3. “Certain debt collection litigation and arbitration practices appear to raise substantial consumer protection concerns.”
In the area of traditional state court collection lawsuits, those participating in the workshop felt collector/creditor plaintiffs have an overly-favorable burden of proof; that defendants are not properly informed of their rights, and are usually unable to afford counsel. Regarding arbitration, the workshop concerns were that arbitration clauses might be buried in larger consumer credit contracts causing consumers to not be aware they are agreeing to arbitration, and that arbitration proceedings are biased in favor of creditors. The FTC, however, felt additional information was needed to verify the extent of these concerns. It will accordingly convene regional round tables in 2009 with state court judges, debt collectors, collection attorneys, consumer advocates, arbitration firms, and other interested parties to verify any real problems and develop possible solutions.

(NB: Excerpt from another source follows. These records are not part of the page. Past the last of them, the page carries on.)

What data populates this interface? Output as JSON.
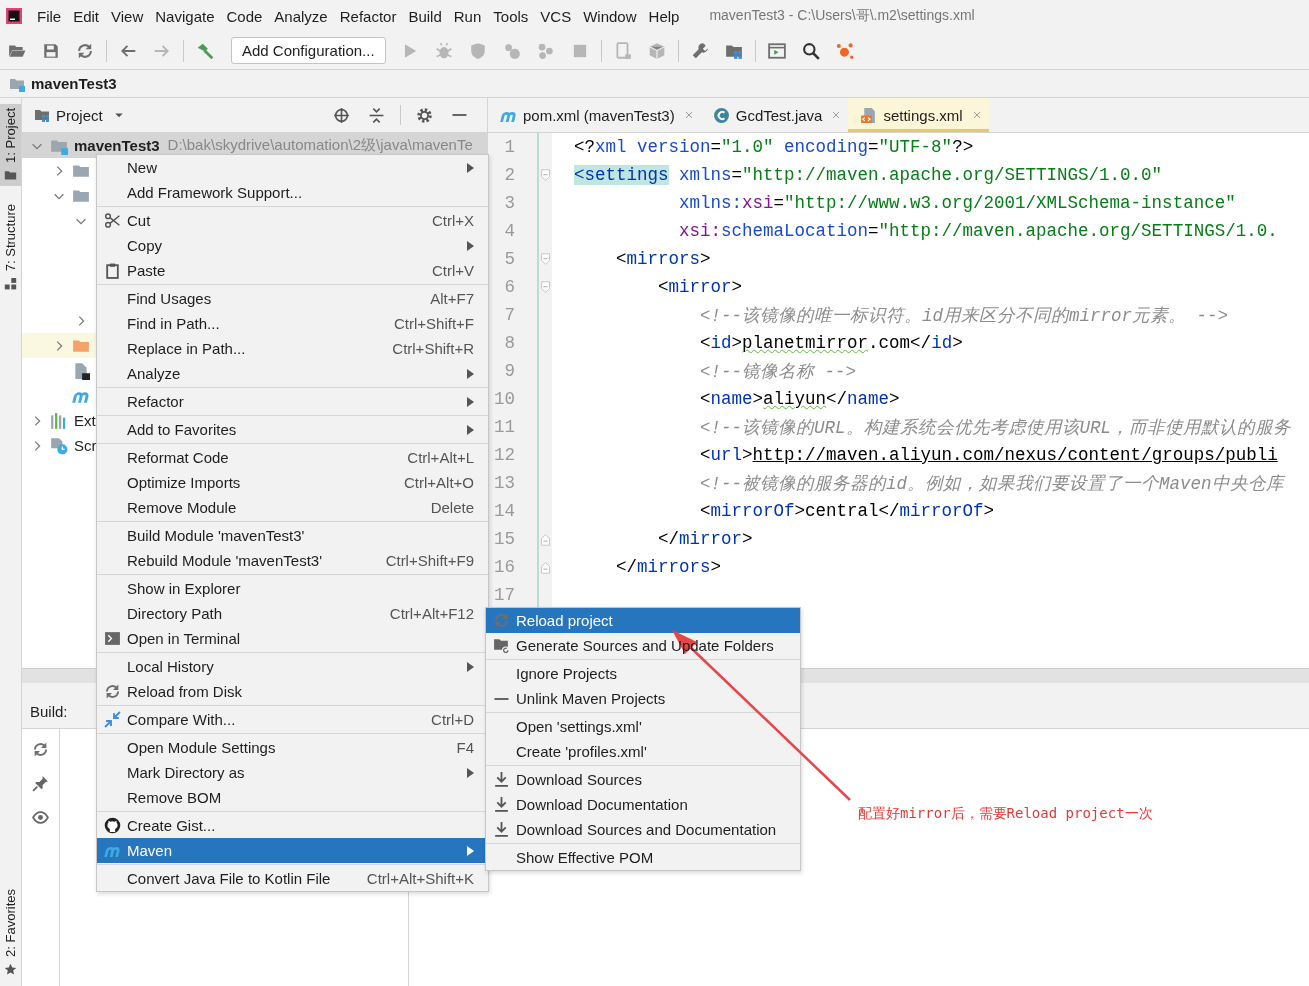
{
  "menubar": {
    "items": [
      {
        "label": "File"
      },
      {
        "label": "Edit"
      },
      {
        "label": "View"
      },
      {
        "label": "Navigate"
      },
      {
        "label": "Code"
      },
      {
        "label": "Analyze"
      },
      {
        "label": "Refactor"
      },
      {
        "label": "Build"
      },
      {
        "label": "Run"
      },
      {
        "label": "Tools"
      },
      {
        "label": "VCS"
      },
      {
        "label": "Window"
      },
      {
        "label": "Help"
      }
    ],
    "title": "mavenTest3 - C:\\Users\\哥\\.m2\\settings.xml"
  },
  "toolbar": [
    {
      "kind": "icon",
      "disabled": false
    },
    {
      "kind": "icon",
      "disabled": false
    },
    {
      "kind": "icon",
      "disabled": false
    },
    {
      "kind": "separator"
    },
    {
      "kind": "icon",
      "disabled": false
    },
    {
      "kind": "icon",
      "disabled": true
    },
    {
      "kind": "separator"
    },
    {
      "kind": "icon",
      "disabled": false
    },
    {
      "kind": "button",
      "label": "Add Configuration..."
    },
    {
      "kind": "icon",
      "disabled": true
    },
    {
      "kind": "icon",
      "disabled": true
    },
    {
      "kind": "icon",
      "disabled": true
    },
    {
      "kind": "icon",
      "disabled": true
    },
    {
      "kind": "icon",
      "disabled": true
    },
    {
      "kind": "icon",
      "disabled": true
    },
    {
      "kind": "separator"
    },
    {
      "kind": "icon",
      "disabled": true
    },
    {
      "kind": "icon",
      "disabled": true
    },
    {
      "kind": "separator"
    },
    {
      "kind": "icon",
      "disabled": false
    },
    {
      "kind": "icon",
      "disabled": false
    },
    {
      "kind": "separator"
    },
    {
      "kind": "icon",
      "disabled": false
    },
    {
      "kind": "icon",
      "disabled": false
    },
    {
      "kind": "icon",
      "disabled": false
    }
  ],
  "breadcrumb": {
    "label": "mavenTest3"
  },
  "left_stripe": [
    {
      "label": "1: Project",
      "selected": true
    },
    {
      "label": "7: Structure",
      "selected": false
    },
    {
      "label": "2: Favorites",
      "selected": false
    }
  ],
  "project_panel": {
    "title": "Project",
    "tree": [
      {
        "label": "mavenTest3",
        "detail": "D:\\bak\\skydrive\\automation\\2级\\java\\mavenTe",
        "expanded": true,
        "selected": true,
        "highlighted": false,
        "children": [
          {
            "expanded": false,
            "selected": false,
            "highlighted": false
          },
          {
            "expanded": true,
            "selected": false,
            "highlighted": false,
            "children": [
              {
                "expanded": true,
                "selected": false,
                "highlighted": false
              },
              {
                "expanded": false,
                "selected": false,
                "highlighted": false
              }
            ]
          },
          {
            "expanded": false,
            "selected": false,
            "highlighted": true
          },
          {
            "selected": false,
            "highlighted": false
          },
          {
            "selected": false,
            "highlighted": false
          }
        ]
      },
      {
        "label": "Ext",
        "expanded": false,
        "selected": false,
        "highlighted": false
      },
      {
        "label": "Scr",
        "expanded": false,
        "selected": false,
        "highlighted": false
      }
    ]
  },
  "editor_tabs": [
    {
      "label": "pom.xml (mavenTest3)",
      "selected": false
    },
    {
      "label": "GcdTest.java",
      "selected": false
    },
    {
      "label": "settings.xml",
      "selected": true
    }
  ],
  "editor_lines": [
    {
      "number": "1",
      "tokens": [
        {
          "kind": "punct",
          "text": "<?"
        },
        {
          "kind": "attr",
          "text": "xml version"
        },
        {
          "kind": "punct",
          "text": "="
        },
        {
          "kind": "value",
          "text": "\"1.0\""
        },
        {
          "kind": "attr",
          "text": " encoding"
        },
        {
          "kind": "punct",
          "text": "="
        },
        {
          "kind": "value",
          "text": "\"UTF-8\""
        },
        {
          "kind": "punct",
          "text": "?>"
        }
      ]
    },
    {
      "number": "2",
      "tokens": [
        {
          "kind": "matched",
          "text": "<settings"
        },
        {
          "kind": "attr",
          "text": " xmlns"
        },
        {
          "kind": "punct",
          "text": "="
        },
        {
          "kind": "value",
          "text": "\"http://maven.apache.org/SETTINGS/1.0.0\""
        }
      ]
    },
    {
      "number": "3",
      "tokens": [
        {
          "kind": "attr",
          "text": "          xmlns:"
        },
        {
          "kind": "ns",
          "text": "xsi"
        },
        {
          "kind": "punct",
          "text": "="
        },
        {
          "kind": "value",
          "text": "\"http://www.w3.org/2001/XMLSchema-instance\""
        }
      ]
    },
    {
      "number": "4",
      "tokens": [
        {
          "kind": "ns",
          "text": "          xsi:"
        },
        {
          "kind": "attr",
          "text": "schemaLocation"
        },
        {
          "kind": "punct",
          "text": "="
        },
        {
          "kind": "value",
          "text": "\"http://maven.apache.org/SETTINGS/1.0."
        }
      ]
    },
    {
      "number": "5",
      "tokens": [
        {
          "kind": "punct",
          "text": "    <"
        },
        {
          "kind": "tag",
          "text": "mirrors"
        },
        {
          "kind": "punct",
          "text": ">"
        }
      ]
    },
    {
      "number": "6",
      "tokens": [
        {
          "kind": "punct",
          "text": "        <"
        },
        {
          "kind": "tag",
          "text": "mirror"
        },
        {
          "kind": "punct",
          "text": ">"
        }
      ]
    },
    {
      "number": "7",
      "tokens": [
        {
          "kind": "comment",
          "text": "            <!--该镜像的唯一标识符。id用来区分不同的mirror元素。 -->"
        }
      ]
    },
    {
      "number": "8",
      "tokens": [
        {
          "kind": "punct",
          "text": "            <"
        },
        {
          "kind": "tag",
          "text": "id"
        },
        {
          "kind": "punct",
          "text": ">"
        },
        {
          "kind": "typo",
          "text": "planetmirror"
        },
        {
          "kind": "text",
          "text": ".com"
        },
        {
          "kind": "punct",
          "text": "</"
        },
        {
          "kind": "tag",
          "text": "id"
        },
        {
          "kind": "punct",
          "text": ">"
        }
      ]
    },
    {
      "number": "9",
      "tokens": [
        {
          "kind": "comment",
          "text": "            <!--镜像名称 -->"
        }
      ]
    },
    {
      "number": "10",
      "tokens": [
        {
          "kind": "punct",
          "text": "            <"
        },
        {
          "kind": "tag",
          "text": "name"
        },
        {
          "kind": "punct",
          "text": ">"
        },
        {
          "kind": "typo",
          "text": "aliyun"
        },
        {
          "kind": "punct",
          "text": "</"
        },
        {
          "kind": "tag",
          "text": "name"
        },
        {
          "kind": "punct",
          "text": ">"
        }
      ]
    },
    {
      "number": "11",
      "tokens": [
        {
          "kind": "comment",
          "text": "            <!--该镜像的URL。构建系统会优先考虑使用该URL，而非使用默认的服务"
        }
      ]
    },
    {
      "number": "12",
      "tokens": [
        {
          "kind": "punct",
          "text": "            <"
        },
        {
          "kind": "tag",
          "text": "url"
        },
        {
          "kind": "punct",
          "text": ">"
        },
        {
          "kind": "link",
          "text": "http://maven.aliyun.com/nexus/content/groups/publi"
        }
      ]
    },
    {
      "number": "13",
      "tokens": [
        {
          "kind": "comment",
          "text": "            <!--被镜像的服务器的id。例如，如果我们要设置了一个Maven中央仓库"
        }
      ]
    },
    {
      "number": "14",
      "tokens": [
        {
          "kind": "punct",
          "text": "            <"
        },
        {
          "kind": "tag",
          "text": "mirrorOf"
        },
        {
          "kind": "punct",
          "text": ">"
        },
        {
          "kind": "text",
          "text": "central"
        },
        {
          "kind": "punct",
          "text": "</"
        },
        {
          "kind": "tag",
          "text": "mirrorOf"
        },
        {
          "kind": "punct",
          "text": ">"
        }
      ]
    },
    {
      "number": "15",
      "tokens": [
        {
          "kind": "punct",
          "text": "        </"
        },
        {
          "kind": "tag",
          "text": "mirror"
        },
        {
          "kind": "punct",
          "text": ">"
        }
      ]
    },
    {
      "number": "16",
      "tokens": [
        {
          "kind": "punct",
          "text": "    </"
        },
        {
          "kind": "tag",
          "text": "mirrors"
        },
        {
          "kind": "punct",
          "text": ">"
        }
      ]
    },
    {
      "number": "17"
    }
  ],
  "build_panel": {
    "label": "Build:"
  },
  "context_menu": [
    {
      "label": "New",
      "submenu": true,
      "selected": false
    },
    {
      "label": "Add Framework Support...",
      "selected": false
    },
    {
      "label": "Cut",
      "shortcut": "Ctrl+X",
      "separator_before": true,
      "selected": false
    },
    {
      "label": "Copy",
      "submenu": true,
      "selected": false
    },
    {
      "label": "Paste",
      "shortcut": "Ctrl+V",
      "selected": false
    },
    {
      "label": "Find Usages",
      "shortcut": "Alt+F7",
      "separator_before": true,
      "selected": false
    },
    {
      "label": "Find in Path...",
      "shortcut": "Ctrl+Shift+F",
      "selected": false
    },
    {
      "label": "Replace in Path...",
      "shortcut": "Ctrl+Shift+R",
      "selected": false
    },
    {
      "label": "Analyze",
      "submenu": true,
      "selected": false
    },
    {
      "label": "Refactor",
      "submenu": true,
      "separator_before": true,
      "selected": false
    },
    {
      "label": "Add to Favorites",
      "submenu": true,
      "separator_before": true,
      "selected": false
    },
    {
      "label": "Reformat Code",
      "shortcut": "Ctrl+Alt+L",
      "separator_before": true,
      "selected": false
    },
    {
      "label": "Optimize Imports",
      "shortcut": "Ctrl+Alt+O",
      "selected": false
    },
    {
      "label": "Remove Module",
      "shortcut": "Delete",
      "selected": false
    },
    {
      "label": "Build Module 'mavenTest3'",
      "separator_before": true,
      "selected": false
    },
    {
      "label": "Rebuild Module 'mavenTest3'",
      "shortcut": "Ctrl+Shift+F9",
      "selected": false
    },
    {
      "label": "Show in Explorer",
      "separator_before": true,
      "selected": false
    },
    {
      "label": "Directory Path",
      "shortcut": "Ctrl+Alt+F12",
      "selected": false
    },
    {
      "label": "Open in Terminal",
      "selected": false
    },
    {
      "label": "Local History",
      "submenu": true,
      "separator_before": true,
      "selected": false
    },
    {
      "label": "Reload from Disk",
      "selected": false
    },
    {
      "label": "Compare With...",
      "shortcut": "Ctrl+D",
      "separator_before": true,
      "selected": false
    },
    {
      "label": "Open Module Settings",
      "shortcut": "F4",
      "separator_before": true,
      "selected": false
    },
    {
      "label": "Mark Directory as",
      "submenu": true,
      "selected": false
    },
    {
      "label": "Remove BOM",
      "selected": false
    },
    {
      "label": "Create Gist...",
      "separator_before": true,
      "selected": false
    },
    {
      "label": "Maven",
      "submenu": true,
      "selected": true
    },
    {
      "label": "Convert Java File to Kotlin File",
      "shortcut": "Ctrl+Alt+Shift+K",
      "separator_before": true,
      "selected": false
    }
  ],
  "maven_submenu": [
    {
      "label": "Reload project",
      "selected": true
    },
    {
      "label": "Generate Sources and Update Folders",
      "selected": false
    },
    {
      "label": "Ignore Projects",
      "separator_before": true,
      "selected": false
    },
    {
      "label": "Unlink Maven Projects",
      "selected": false
    },
    {
      "label": "Open 'settings.xml'",
      "separator_before": true,
      "selected": false
    },
    {
      "label": "Create 'profiles.xml'",
      "selected": false
    },
    {
      "label": "Download Sources",
      "separator_before": true,
      "selected": false
    },
    {
      "label": "Download Documentation",
      "selected": false
    },
    {
      "label": "Download Sources and Documentation",
      "selected": false
    },
    {
      "label": "Show Effective POM",
      "separator_before": true,
      "selected": false
    }
  ],
  "annotation": {
    "text": "配置好mirror后，需要Reload project一次"
  }
}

4. “Debt collection law must evolve to include a regulatory process that ensures that legal requirements keep pace with changes in the marketplace.”
The main proposal of the FTC to address this concern was that the FDCPA should be amended to grant the FTC the authority to issue regulations to implement the FDCPA.
5. “Debt collection law enforcement must be pursued aggressively to deter collectors from engaging in conduct that harms consumers.”
In response to this concern from the workshop, the FTC concluded that private lawsuits, not FTC actions, were intended to be, and should continue to be, the main means of promoting industry compliance with FDCPA. The FTC further concluded statutory damage amounts available in private FDCPA actions should be increased to reflect inflation.
The foregoing is a synopsis of the FTC’s annual report to Congress. The full text of both the annual report and the FTC workshop can be found at www.ftc.gov/opa/2009/02/fdcpa.shtm.
Terry R. Heffernan is a Partner in the Columbus office and manages the Firm’s Nationwide Collateral Recovery department. He can be reached at (614) 857-4390 or email@example.com.